You’re doing the lord’s work, soldier
I fight the battles that no one else will
As a young lad, I had a plastic bin filled with the assorted and disassembled pieces of various lego sets. I had a near-encyclopedic memory of which pieces I possessed and would spend hours digging through that bin searching for the exact piece that I knew was there, like a cat trying to get comfortable in a litter box. I know I had at least two X-Wing sets, and probably a Naboo Starfighter and an assortment of smaller sets as well. Whenever I received a new set, I would dutifully assemble it according to the instructions, and then, satisfied with my work, immediately destroy the construction to re-use the pieces in more free-form building. Once I built a giant asymmetrical spaceship of some sort, with a hollow interior that I would hide junior mints in. But that, too, was eventually destroyed, and the tasty toothpaste mint candy chocolates consumed.
What I think I’m trying to convey here is that making a creation out of Lego is a lot like creating a Mandala out of sand. It’ll take much longer to create the mandala than it will to destroy it, but the act of destruction is just as important as the creation, even if it occurs much faster. The act of creation is sacred, but so is the act of destruction, because in destroying something, you free up material to be used in further creation, whether that be the bricks of a lego, the sand of a mandala, or the atoms of a star. In this sense, we can also see that both Mandalas and Lego are models of the nature of our universe, where destruction first requires creation, and creation begets destruction. This can ultimately be applied even to our own state of being, where we exist in an interminable state that we call the present moment, which is always preceded by a past present moment that was destroyed in the process of creating the new present.

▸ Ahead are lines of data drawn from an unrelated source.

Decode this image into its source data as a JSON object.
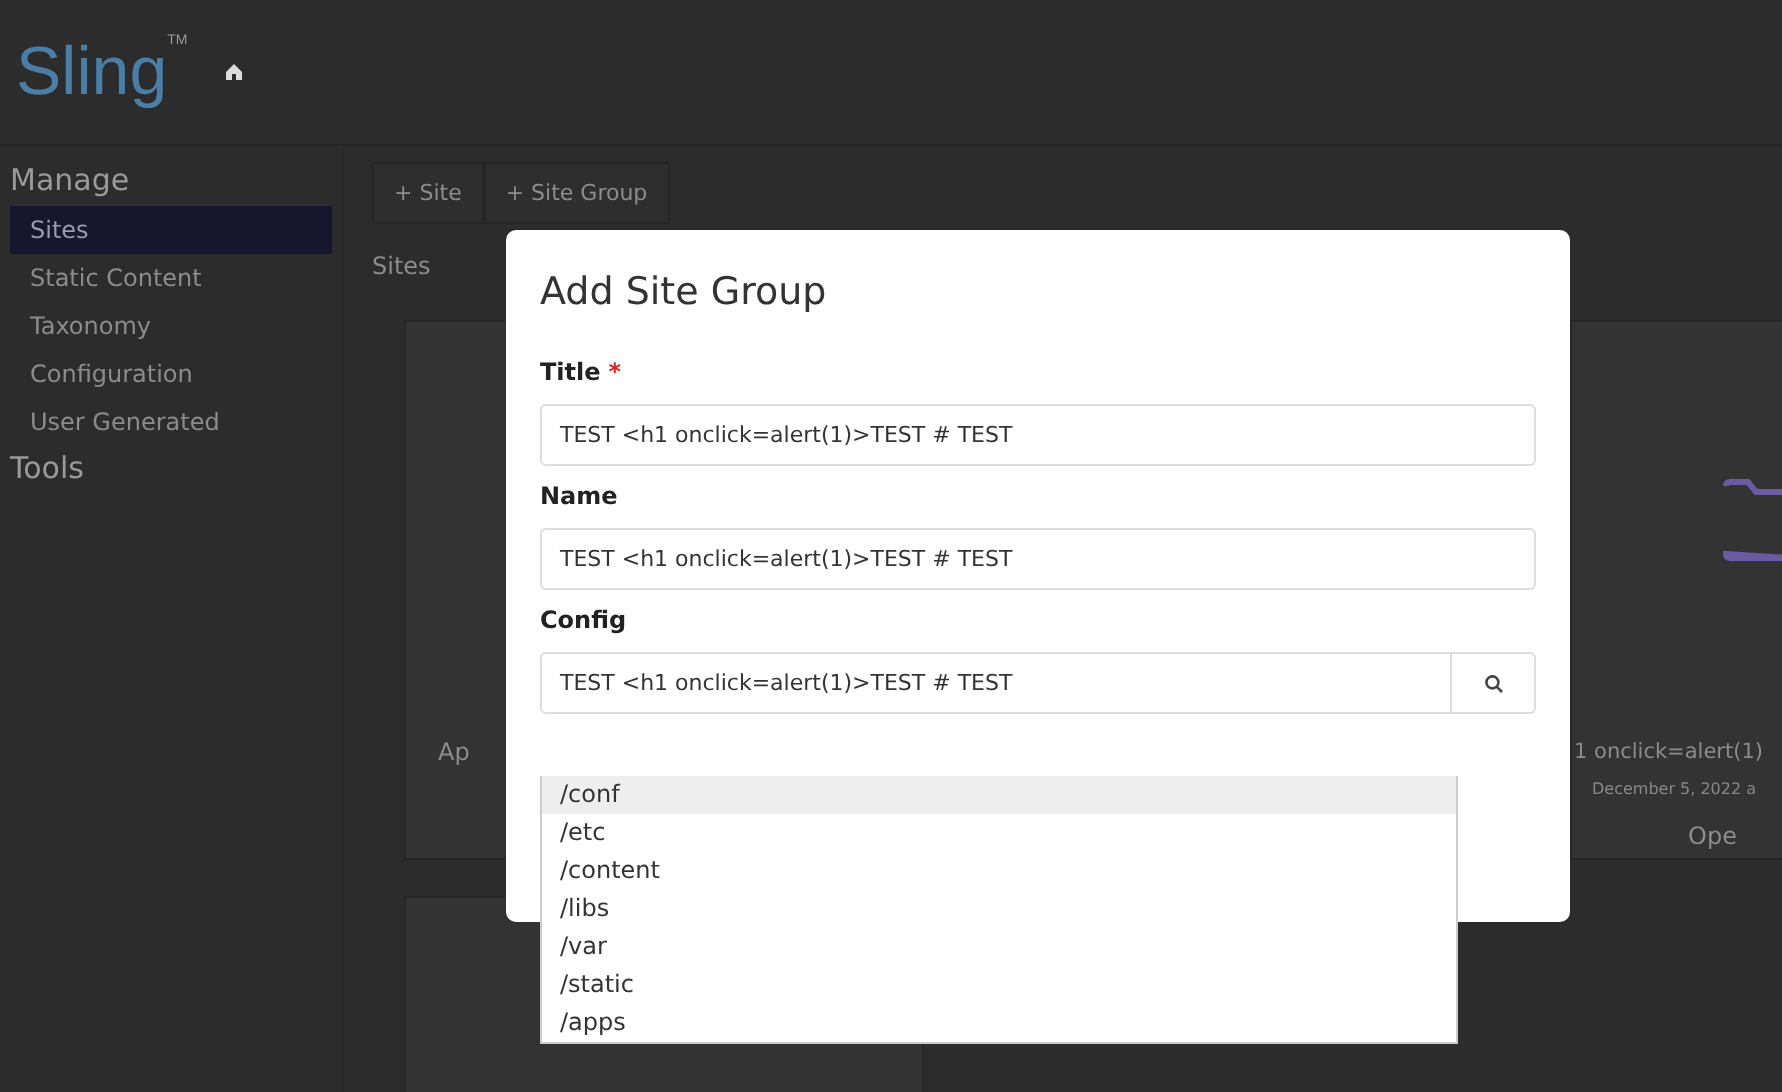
{
  "header": {
    "logo": "Sling",
    "logo_mark": "TM"
  },
  "sidebar": {
    "sections": [
      {
        "title": "Manage",
        "items": [
          {
            "label": "Sites",
            "selected": true
          },
          {
            "label": "Static Content",
            "selected": false
          },
          {
            "label": "Taxonomy",
            "selected": false
          },
          {
            "label": "Configuration",
            "selected": false
          },
          {
            "label": "User Generated",
            "selected": false
          }
        ]
      },
      {
        "title": "Tools"
      }
    ]
  },
  "toolbar": {
    "buttons": [
      "+ Site",
      "+ Site Group"
    ]
  },
  "breadcrumb": "Sites",
  "cards": [
    {
      "title": "Ap"
    },
    {
      "title": "1 onclick=alert(1)",
      "date": "December 5, 2022 a",
      "action": "Ope"
    }
  ],
  "dialog": {
    "title": "Add Site Group",
    "fields": [
      {
        "label": "Title",
        "required_mark": "*",
        "value": "TEST <h1 onclick=alert(1)>TEST # TEST"
      },
      {
        "label": "Name",
        "value": "TEST <h1 onclick=alert(1)>TEST # TEST"
      },
      {
        "label": "Config",
        "value": "TEST <h1 onclick=alert(1)>TEST # TEST",
        "kind": "search"
      }
    ],
    "options": [
      {
        "label": "/conf",
        "selected": true
      },
      {
        "label": "/etc",
        "selected": false
      },
      {
        "label": "/content",
        "selected": false
      },
      {
        "label": "/libs",
        "selected": false
      },
      {
        "label": "/var",
        "selected": false
      },
      {
        "label": "/static",
        "selected": false
      },
      {
        "label": "/apps",
        "selected": false
      }
    ]
  }
}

Boy Postmodern literature really got you whipped, huh? Okay in all seriousness though (as serious as a cat trying to get comfortable in a litter box can be), I feel like you’re probably on to something, but it’s not something I’m totally comfortable admitting whenever I build something. Like, the ultimate transience of your asymmetrical junior mints cargo freighter (which is cooler than anything I think I’ve ever built) is not something I have the maturity to ever admit. Every time I build something free form, or sometimes even with a particular set I’m proud of, I’m always like, well, this is it, the crown of creation, the pinnacle of all of my practice. This will never be taken apart, ever, because the divine purpose of these pieces has always lead them to this very moment. And then like a month later i get tired of it and start over, but I won’t be caught admitting that when the post-lego clarity hits.